Work item: Return the records below from the line containing "Output a JSON" onward, exactly, through and including the last line.

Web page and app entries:
+ + + + +

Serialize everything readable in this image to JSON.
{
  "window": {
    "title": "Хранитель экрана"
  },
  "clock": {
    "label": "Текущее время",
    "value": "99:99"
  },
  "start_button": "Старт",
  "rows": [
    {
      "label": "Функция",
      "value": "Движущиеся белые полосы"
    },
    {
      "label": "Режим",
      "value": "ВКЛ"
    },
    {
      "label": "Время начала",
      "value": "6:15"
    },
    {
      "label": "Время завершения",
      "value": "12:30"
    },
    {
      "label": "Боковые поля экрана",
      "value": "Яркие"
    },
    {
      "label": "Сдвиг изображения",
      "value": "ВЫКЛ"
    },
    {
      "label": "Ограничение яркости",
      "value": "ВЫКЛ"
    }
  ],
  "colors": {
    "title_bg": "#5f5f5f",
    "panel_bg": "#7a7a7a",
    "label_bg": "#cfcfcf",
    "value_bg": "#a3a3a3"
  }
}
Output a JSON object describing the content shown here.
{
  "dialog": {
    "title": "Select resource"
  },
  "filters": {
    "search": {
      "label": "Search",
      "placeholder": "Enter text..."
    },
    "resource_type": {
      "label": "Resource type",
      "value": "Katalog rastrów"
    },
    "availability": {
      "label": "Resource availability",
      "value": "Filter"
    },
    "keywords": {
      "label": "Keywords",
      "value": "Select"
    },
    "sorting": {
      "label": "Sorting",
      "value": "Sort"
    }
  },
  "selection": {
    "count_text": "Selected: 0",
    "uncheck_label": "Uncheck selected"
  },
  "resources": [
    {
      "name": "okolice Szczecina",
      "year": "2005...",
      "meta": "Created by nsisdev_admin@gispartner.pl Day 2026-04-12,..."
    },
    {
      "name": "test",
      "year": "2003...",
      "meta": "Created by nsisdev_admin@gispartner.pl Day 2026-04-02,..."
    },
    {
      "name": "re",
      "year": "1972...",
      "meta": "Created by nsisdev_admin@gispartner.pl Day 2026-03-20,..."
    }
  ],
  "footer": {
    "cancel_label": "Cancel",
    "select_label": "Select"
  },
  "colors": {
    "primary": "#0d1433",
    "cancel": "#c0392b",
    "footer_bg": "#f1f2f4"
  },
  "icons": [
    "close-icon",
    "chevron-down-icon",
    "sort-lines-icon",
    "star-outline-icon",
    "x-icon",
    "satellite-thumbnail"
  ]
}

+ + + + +

Result for this exercise:
Output a JSON object describing the content shown here.
{
  "dialog": {
    "title": "Select resource"
  },
  "filters": {
    "search": {
      "label": "Search",
      "placeholder": "Enter text..."
    },
    "resource_type": {
      "label": "Resource type",
      "value": "Katalog rastrów"
    },
    "availability": {
      "label": "Resource availability",
      "value": "Filter"
    },
    "keywords": {
      "label": "Keywords",
      "value": "Select"
    },
    "sorting": {
      "label": "Sorting",
      "value": "Sort"
    }
  },
  "selection": {
    "count_text": "Selected: 0",
    "uncheck_label": "Uncheck selected"
  },
  "resources": [
    {
      "name": "okolice Szczecina",
      "year": "2005...",
      "meta": "Created by nsisdev_admin@gispartner.pl Day 2026-04-12,..."
    },
    {
      "name": "test",
      "year": "2003...",
      "meta": "Created by nsisdev_admin@gispartner.pl Day 2026-04-02,..."
    },
    {
      "name": "re",
      "year": "1972...",
      "meta": "Created by nsisdev_admin@gispartner.pl Day 2026-03-20,..."
    }
  ],
  "footer": {
    "cancel_label": "Cancel",
    "select_label": "Select"
  },
  "colors": {
    "primary": "#0d1433",
    "cancel": "#c0392b",
    "footer_bg": "#f1f2f4"
  },
  "icons": [
    "close-icon",
    "chevron-down-icon",
    "sort-lines-icon",
    "star-outline-icon",
    "x-icon",
    "satellite-thumbnail"
  ]
}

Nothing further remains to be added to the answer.